We spent Saturday night in a motel in York, Pennsylvania, rain splattering the windows as I tracked Irene on my phone. Our summer sublet is in downtown Manhattan, just north of the evacuation zone, and my husband had graciously agreed to humor me and get the hell out of there, until the worst of the storm passed. I was terrified of losing power – a pregnant woman without a working toilet is a recipe for disaster. Mostly I was afraid of the fear – of the long moments sitting inside, uncertain if the next second would bring a Katrina-style flood or cut the electricity. I’ve been struggling with anxiety these past few weeks (hormonally fueled, although impending baby, a mice infestation and lagging renovations have certainly contributed), and I didn’t want to add anything to my stressed out nerves (which by the way, the fetus has taken up the occasional habit of squashing – so I can literally scold my child: you’re getting on my nerves! Which I, in my hormone -muddled brain, find hilarious).

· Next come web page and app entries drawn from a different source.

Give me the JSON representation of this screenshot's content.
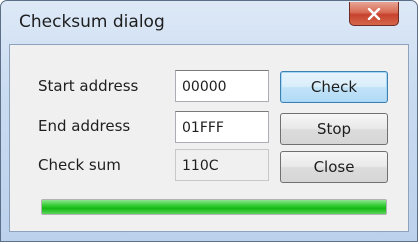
{
  "window": {
    "title": "Checksum dialog"
  },
  "fields": {
    "start_address": {
      "label": "Start address",
      "value": "00000"
    },
    "end_address": {
      "label": "End address",
      "value": "01FFF"
    },
    "check_sum": {
      "label": "Check sum",
      "value": "110C"
    }
  },
  "buttons": {
    "check": "Check",
    "stop": "Stop",
    "close": "Close"
  },
  "progress": {
    "fraction": 1.0,
    "color": "#22c322"
  },
  "colors": {
    "close_button": "#c7432d",
    "default_button_border": "#3c7fb1"
  }
}
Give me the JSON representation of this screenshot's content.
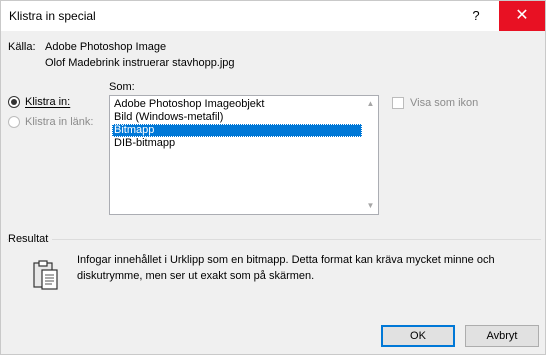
{
  "window": {
    "title": "Klistra in special",
    "help": "?",
    "close": "✕"
  },
  "source": {
    "label": "Källa:",
    "app": "Adobe Photoshop Image",
    "file": "Olof Madebrink instruerar stavhopp.jpg"
  },
  "paste_options": {
    "paste": "Klistra in:",
    "paste_link": "Klistra in länk:"
  },
  "as": {
    "label": "Som:",
    "items": [
      "Adobe Photoshop Imageobjekt",
      "Bild (Windows-metafil)",
      "Bitmapp",
      "DIB-bitmapp"
    ],
    "selected_index": 2
  },
  "display_as_icon": {
    "label": "Visa som ikon",
    "checked": false
  },
  "result": {
    "label": "Resultat",
    "text": "Infogar innehållet i Urklipp som en bitmapp. Detta format kan kräva mycket minne och diskutrymme, men ser ut exakt som på skärmen.",
    "icon": "clipboard-icon"
  },
  "buttons": {
    "ok": "OK",
    "cancel": "Avbryt"
  }
}
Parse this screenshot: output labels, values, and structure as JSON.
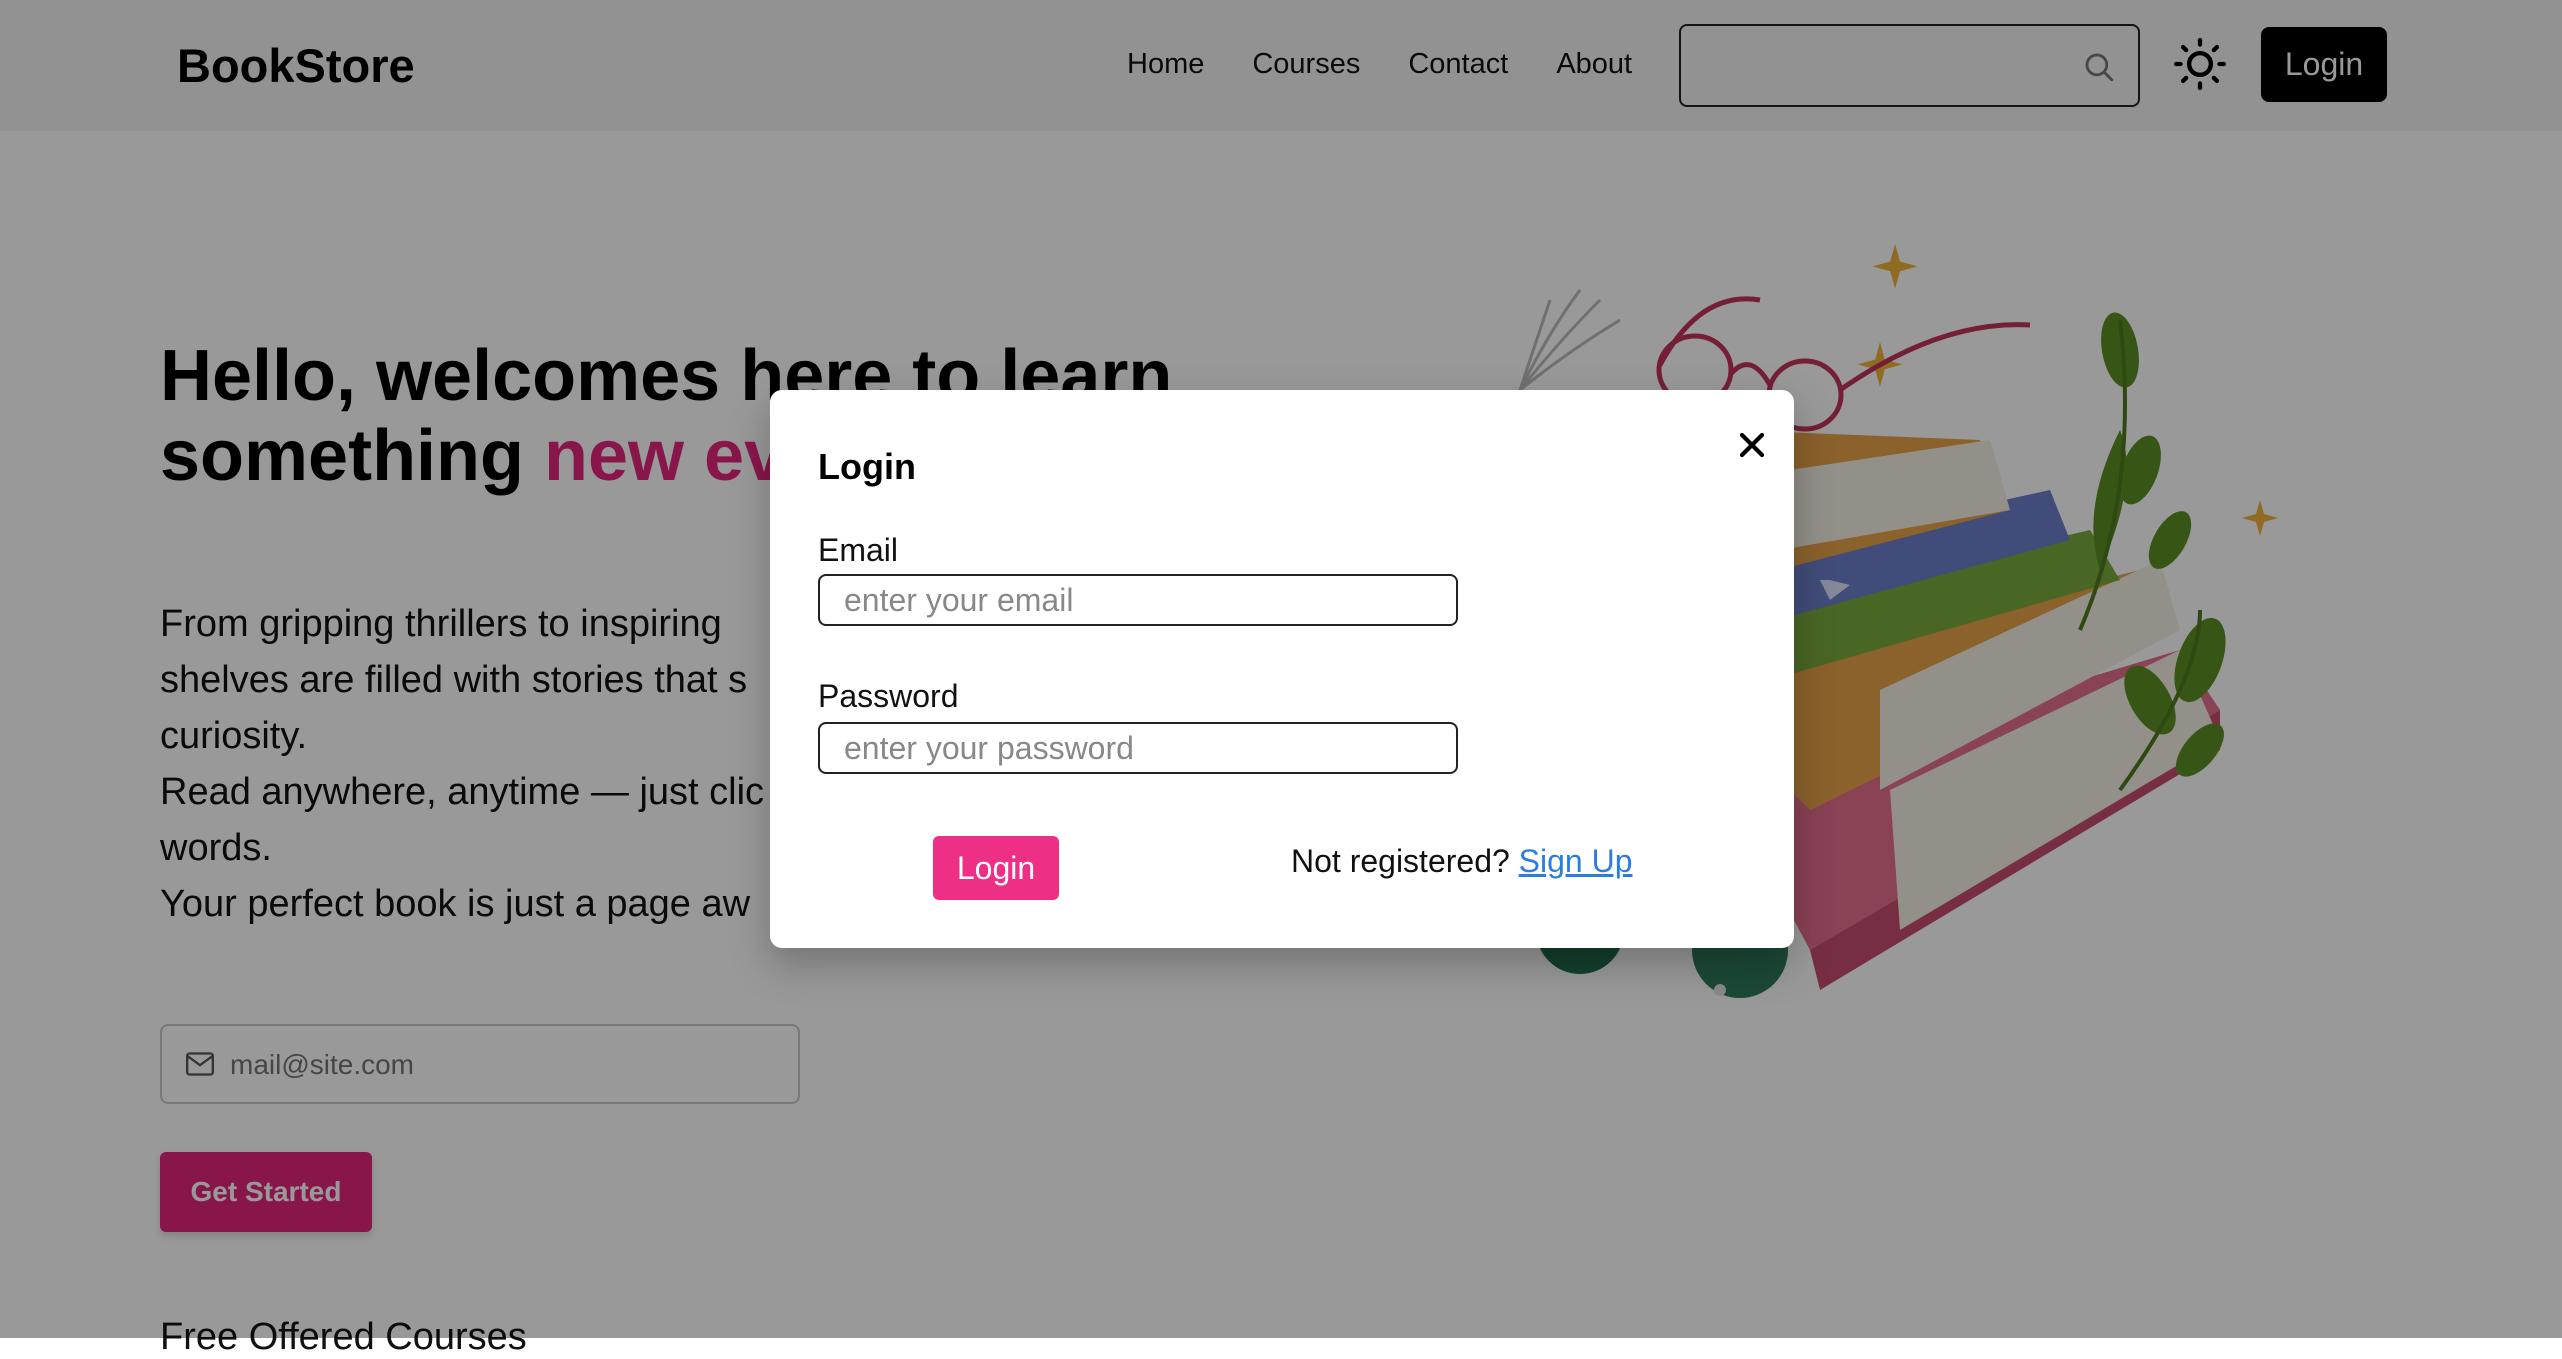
{
  "navbar": {
    "brand": "BookStore",
    "links": [
      "Home",
      "Courses",
      "Contact",
      "About"
    ],
    "search_placeholder": "",
    "login_label": "Login"
  },
  "hero": {
    "title_part1": "Hello, welcomes here to learn",
    "title_part2": "something ",
    "title_accent": "new everyday!!!",
    "desc_lines": [
      "From gripping thrillers to inspiring",
      "shelves are filled with stories that s",
      "curiosity.",
      "Read anywhere, anytime — just clic",
      "words.",
      "Your perfect book is just a page aw"
    ],
    "email_placeholder": "mail@site.com",
    "cta_label": "Get Started"
  },
  "section": {
    "heading": "Free Offered Courses"
  },
  "modal": {
    "title": "Login",
    "email_label": "Email",
    "email_placeholder": "enter your email",
    "password_label": "Password",
    "password_placeholder": "enter your password",
    "login_label": "Login",
    "signup_prompt": "Not registered? ",
    "signup_link": "Sign Up"
  },
  "colors": {
    "accent": "#e4267e",
    "link": "#2b7de0",
    "overlay": "rgba(0,0,0,0.4)"
  }
}
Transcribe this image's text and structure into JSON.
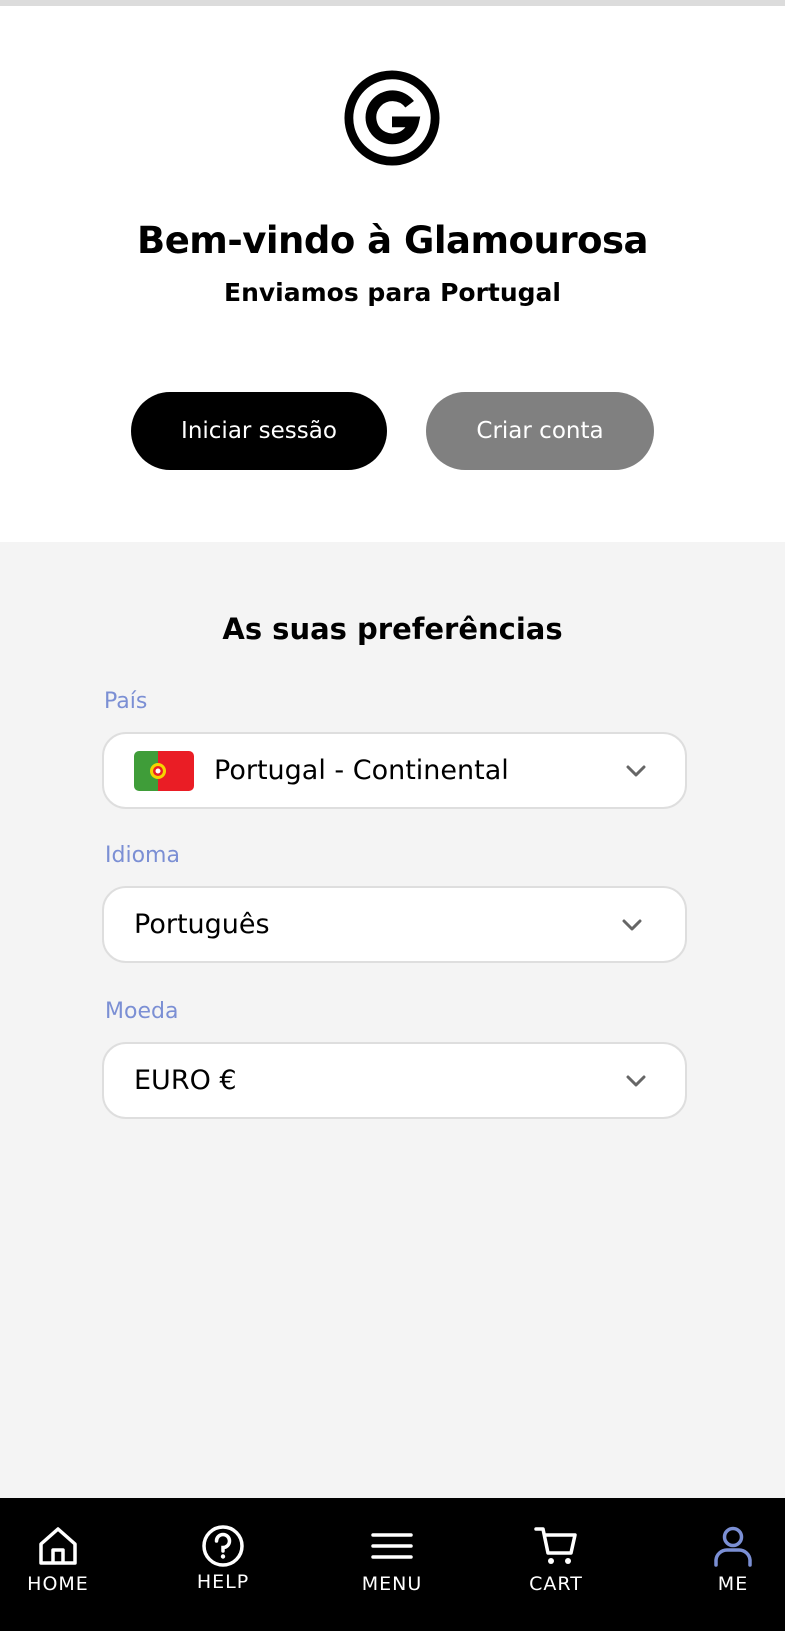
{
  "hero": {
    "welcome": "Bem-vindo à Glamourosa",
    "shipping": "Enviamos para Portugal",
    "login_label": "Iniciar sessão",
    "register_label": "Criar conta"
  },
  "preferences": {
    "title": "As suas preferências",
    "country": {
      "label": "País",
      "value": "Portugal - Continental",
      "flag_icon": "portugal-flag-icon"
    },
    "language": {
      "label": "Idioma",
      "value": "Português"
    },
    "currency": {
      "label": "Moeda",
      "value": "EURO €"
    }
  },
  "tabbar": {
    "home": "HOME",
    "help": "HELP",
    "menu": "MENU",
    "cart": "CART",
    "me": "ME",
    "active": "me"
  },
  "colors": {
    "accent": "#7b8fd4",
    "primary_button": "#000000",
    "secondary_button": "#808080",
    "prefs_background": "#f4f4f4",
    "tabbar_background": "#000000"
  }
}
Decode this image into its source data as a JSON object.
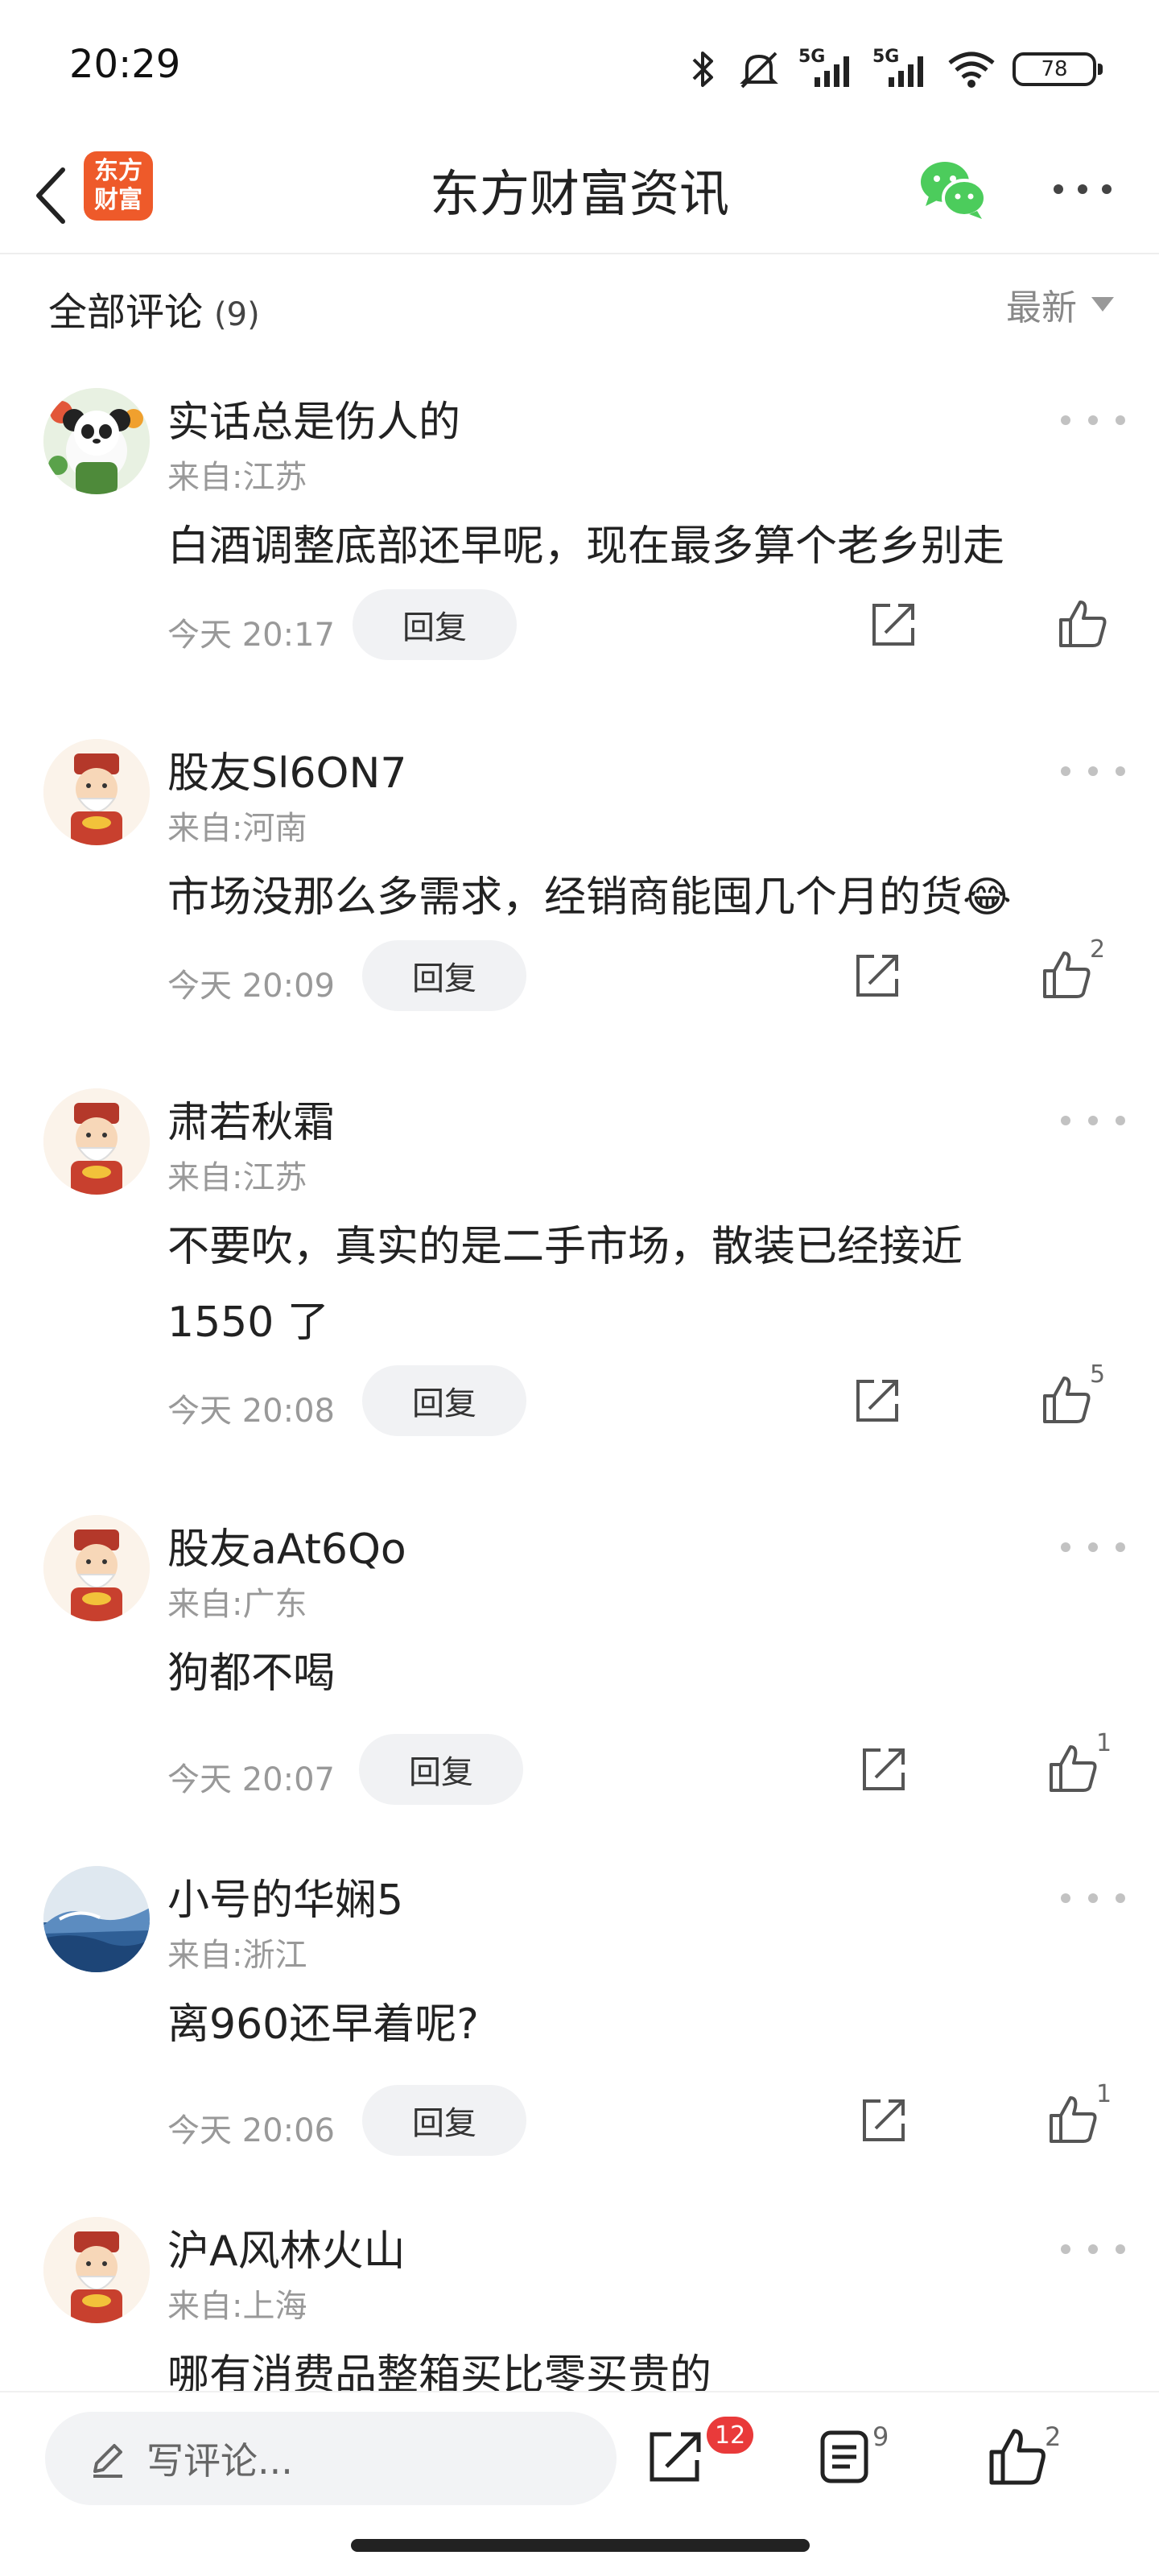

Ten years ago, on September 11, 2001, I left my Brooklyn apartment, news of the first plane crash ringing in my ears. White papers floated across the still blue sky as I wandered down the street. Where would I go? Who would I call? I felt unmoored. There were no people calling me to make sure I was ok. There was no one to call if things got worse.
In contrast, the most lovely thing about this storm, besides for its relative lack of damage, has been witnessing the messages flying back and forth across Facebook and email, between members of the loose “formerly frum” community, making sure everyone was ok. For all the arguments for and against a “formerly frum” community, in times like this, it’s beautiful to see how strong the bonds have become between us, to see people stepping up to fill in the gaps that negligent family and old community have left.Printable Version